Provided records:
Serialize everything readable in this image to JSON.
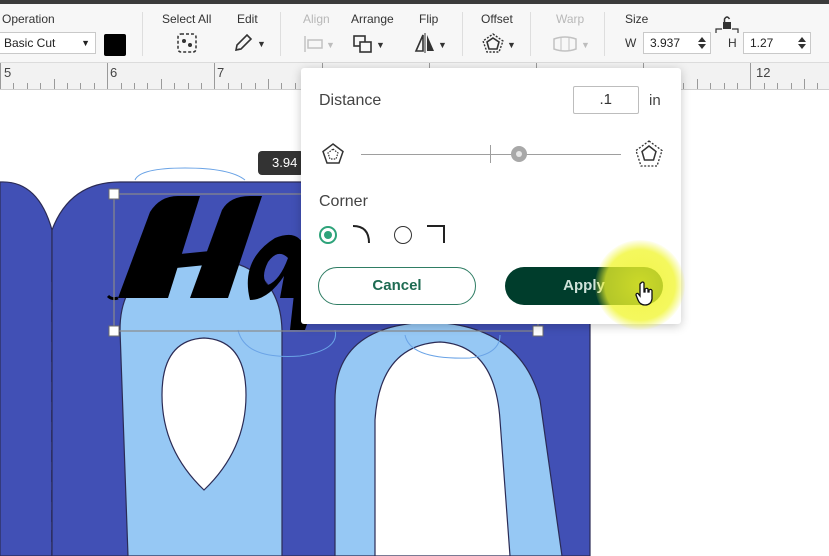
{
  "toolbar": {
    "operation_label": "Operation",
    "operation_value": "Basic Cut",
    "color_swatch": "#000000",
    "select_all_label": "Select All",
    "edit_label": "Edit",
    "align_label": "Align",
    "arrange_label": "Arrange",
    "flip_label": "Flip",
    "offset_label": "Offset",
    "warp_label": "Warp",
    "size_label": "Size",
    "width_prefix": "W",
    "width_value": "3.937",
    "height_prefix": "H",
    "height_value": "1.27",
    "icons": [
      "select-all-icon",
      "pencil-icon",
      "align-icon",
      "arrange-icon",
      "flip-icon",
      "offset-icon",
      "warp-icon",
      "lock-icon"
    ]
  },
  "ruler": {
    "numbers": [
      "5",
      "6",
      "7",
      "12"
    ]
  },
  "canvas": {
    "dimension_badge": "3.94",
    "colors": {
      "dark_blue": "#4150b5",
      "light_blue": "#96c8f4",
      "selection": "#8a8a8a"
    }
  },
  "offset_popup": {
    "distance_label": "Distance",
    "distance_value": ".1",
    "unit": "in",
    "corner_label": "Corner",
    "corner_options": [
      "rounded",
      "square"
    ],
    "corner_selected": "rounded",
    "cancel_label": "Cancel",
    "apply_label": "Apply",
    "accent_color": "#2ea37a",
    "apply_color": "#003d2c"
  }
}
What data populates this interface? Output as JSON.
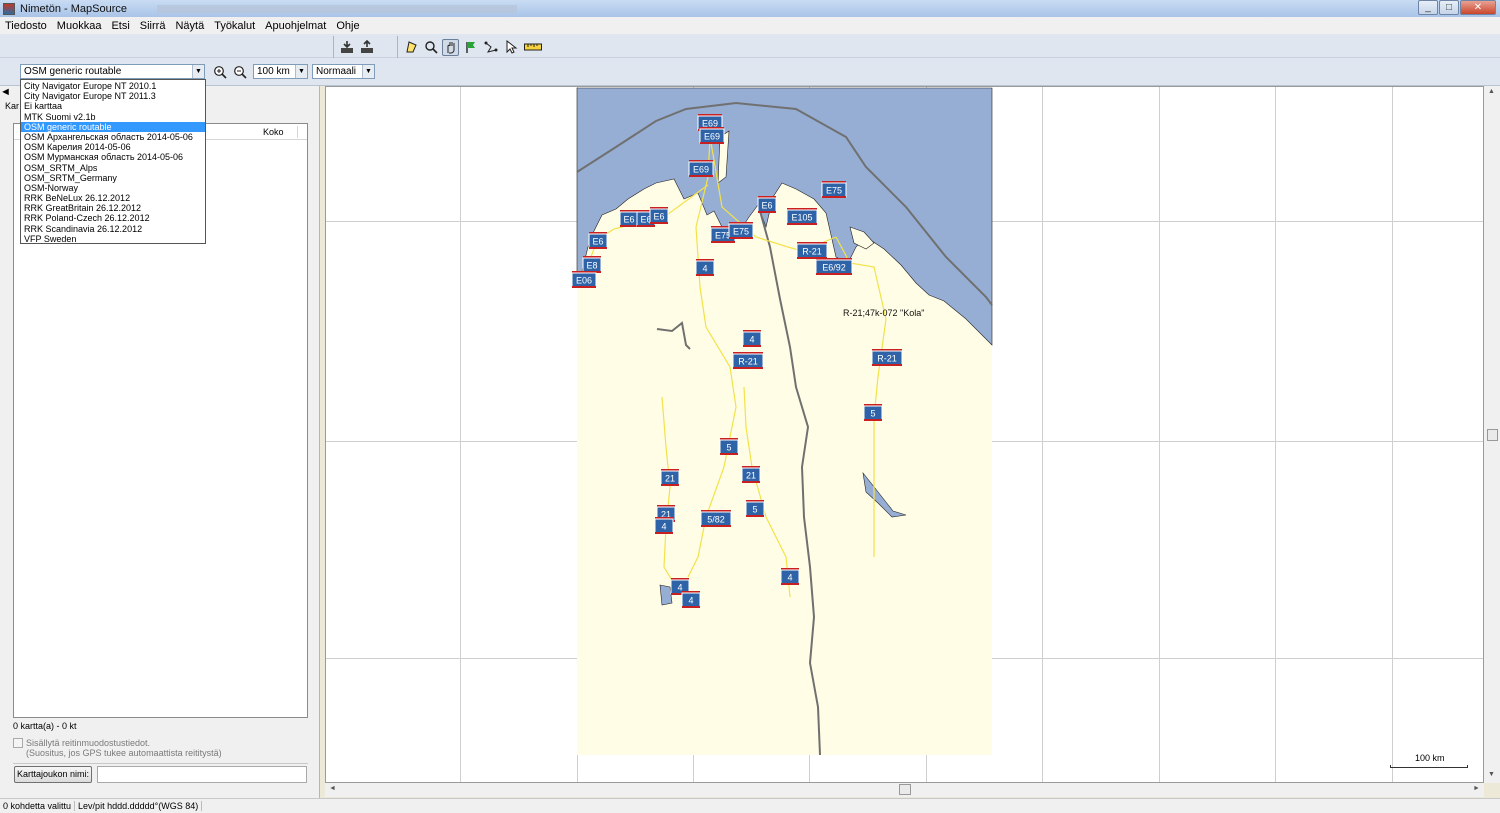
{
  "window": {
    "title": "Nimetön - MapSource",
    "minimize": "_",
    "maximize": "□",
    "close": "✕"
  },
  "menu": [
    "Tiedosto",
    "Muokkaa",
    "Etsi",
    "Siirrä",
    "Näytä",
    "Työkalut",
    "Apuohjelmat",
    "Ohje"
  ],
  "toolbar": {
    "map_product": "OSM generic routable",
    "zoom_level": "100 km",
    "detail_level": "Normaali",
    "map_products": [
      "City Navigator Europe NT 2010.1",
      "City Navigator Europe NT 2011.3",
      "Ei karttaa",
      "MTK Suomi v2.1b",
      "OSM generic routable",
      "OSM Архангельская область 2014-05-06",
      "OSM Карелия 2014-05-06",
      "OSM Мурманская область 2014-05-06",
      "OSM_SRTM_Alps",
      "OSM_SRTM_Germany",
      "OSM-Norway",
      "RRK BeNeLux 26.12.2012",
      "RRK GreatBritain 26.12.2012",
      "RRK Poland-Czech 26.12.2012",
      "RRK Scandinavia 26.12.2012",
      "VFP Sweden"
    ],
    "selected_index": 4
  },
  "left_panel": {
    "tab_stub": "Kar",
    "column_size": "Koko",
    "summary": "0 kartta(a) - 0 kt",
    "checkbox_line1": "Sisällytä reitinmuodostustiedot.",
    "checkbox_line2": "(Suositus, jos GPS tukee automaattista reititystä)",
    "mapset_button": "Karttajoukon nimi:",
    "mapset_value": ""
  },
  "map": {
    "colors": {
      "sea": "#96aed4",
      "land": "#fffde6",
      "road": "#f2e24a",
      "border": "#707070"
    },
    "labels": [
      {
        "text": "E69"
      },
      {
        "text": "E69"
      },
      {
        "text": "E69"
      },
      {
        "text": "E75"
      },
      {
        "text": "E6"
      },
      {
        "text": "E6"
      },
      {
        "text": "E6"
      },
      {
        "text": "E6"
      },
      {
        "text": "E6"
      },
      {
        "text": "E8"
      },
      {
        "text": "E06"
      },
      {
        "text": "E75"
      },
      {
        "text": "E75"
      },
      {
        "text": "E105"
      },
      {
        "text": "R-21"
      },
      {
        "text": "E6/92"
      },
      {
        "text": "4"
      },
      {
        "text": "4"
      },
      {
        "text": "R-21"
      },
      {
        "text": "R-21"
      },
      {
        "text": "5"
      },
      {
        "text": "5"
      },
      {
        "text": "21"
      },
      {
        "text": "21"
      },
      {
        "text": "21"
      },
      {
        "text": "4"
      },
      {
        "text": "5/82"
      },
      {
        "text": "5"
      },
      {
        "text": "4"
      },
      {
        "text": "4"
      },
      {
        "text": "4"
      }
    ],
    "road_name": "R-21;47k-072 \"Kola\"",
    "scale": "100 km"
  },
  "status": {
    "selection": "0 kohdetta valittu",
    "format": "Lev/pit hddd.ddddd°(WGS 84)"
  }
}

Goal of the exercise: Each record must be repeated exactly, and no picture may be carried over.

Solution below:
Serialize everything readable in this image to JSON.
{
  "toolbar": {
    "operation_label": "Operation",
    "operation_value": "Basic Cut",
    "color_swatch": "#000000",
    "select_all_label": "Select All",
    "edit_label": "Edit",
    "align_label": "Align",
    "arrange_label": "Arrange",
    "flip_label": "Flip",
    "offset_label": "Offset",
    "warp_label": "Warp",
    "size_label": "Size",
    "width_prefix": "W",
    "width_value": "3.937",
    "height_prefix": "H",
    "height_value": "1.27",
    "icons": [
      "select-all-icon",
      "pencil-icon",
      "align-icon",
      "arrange-icon",
      "flip-icon",
      "offset-icon",
      "warp-icon",
      "lock-icon"
    ]
  },
  "ruler": {
    "numbers": [
      "5",
      "6",
      "7",
      "12"
    ]
  },
  "canvas": {
    "dimension_badge": "3.94",
    "colors": {
      "dark_blue": "#4150b5",
      "light_blue": "#96c8f4",
      "selection": "#8a8a8a"
    }
  },
  "offset_popup": {
    "distance_label": "Distance",
    "distance_value": ".1",
    "unit": "in",
    "corner_label": "Corner",
    "corner_options": [
      "rounded",
      "square"
    ],
    "corner_selected": "rounded",
    "cancel_label": "Cancel",
    "apply_label": "Apply",
    "accent_color": "#2ea37a",
    "apply_color": "#003d2c"
  }
}
What data populates this interface? Output as JSON.
{
  "window": {
    "title": "Nimetön - MapSource",
    "minimize": "_",
    "maximize": "□",
    "close": "✕"
  },
  "menu": [
    "Tiedosto",
    "Muokkaa",
    "Etsi",
    "Siirrä",
    "Näytä",
    "Työkalut",
    "Apuohjelmat",
    "Ohje"
  ],
  "toolbar": {
    "map_product": "OSM generic routable",
    "zoom_level": "100 km",
    "detail_level": "Normaali",
    "map_products": [
      "City Navigator Europe NT 2010.1",
      "City Navigator Europe NT 2011.3",
      "Ei karttaa",
      "MTK Suomi v2.1b",
      "OSM generic routable",
      "OSM Архангельская область 2014-05-06",
      "OSM Карелия 2014-05-06",
      "OSM Мурманская область 2014-05-06",
      "OSM_SRTM_Alps",
      "OSM_SRTM_Germany",
      "OSM-Norway",
      "RRK BeNeLux 26.12.2012",
      "RRK GreatBritain 26.12.2012",
      "RRK Poland-Czech 26.12.2012",
      "RRK Scandinavia 26.12.2012",
      "VFP Sweden"
    ],
    "selected_index": 4
  },
  "left_panel": {
    "tab_stub": "Kar",
    "column_size": "Koko",
    "summary": "0 kartta(a) - 0 kt",
    "checkbox_line1": "Sisällytä reitinmuodostustiedot.",
    "checkbox_line2": "(Suositus, jos GPS tukee automaattista reititystä)",
    "mapset_button": "Karttajoukon nimi:",
    "mapset_value": ""
  },
  "map": {
    "colors": {
      "sea": "#96aed4",
      "land": "#fffde6",
      "road": "#f2e24a",
      "border": "#707070"
    },
    "labels": [
      {
        "text": "E69"
      },
      {
        "text": "E69"
      },
      {
        "text": "E69"
      },
      {
        "text": "E75"
      },
      {
        "text": "E6"
      },
      {
        "text": "E6"
      },
      {
        "text": "E6"
      },
      {
        "text": "E6"
      },
      {
        "text": "E6"
      },
      {
        "text": "E8"
      },
      {
        "text": "E06"
      },
      {
        "text": "E75"
      },
      {
        "text": "E75"
      },
      {
        "text": "E105"
      },
      {
        "text": "R-21"
      },
      {
        "text": "E6/92"
      },
      {
        "text": "4"
      },
      {
        "text": "4"
      },
      {
        "text": "R-21"
      },
      {
        "text": "R-21"
      },
      {
        "text": "5"
      },
      {
        "text": "5"
      },
      {
        "text": "21"
      },
      {
        "text": "21"
      },
      {
        "text": "21"
      },
      {
        "text": "4"
      },
      {
        "text": "5/82"
      },
      {
        "text": "5"
      },
      {
        "text": "4"
      },
      {
        "text": "4"
      },
      {
        "text": "4"
      }
    ],
    "road_name": "R-21;47k-072 \"Kola\"",
    "scale": "100 km"
  },
  "status": {
    "selection": "0 kohdetta valittu",
    "format": "Lev/pit hddd.ddddd°(WGS 84)"
  }
}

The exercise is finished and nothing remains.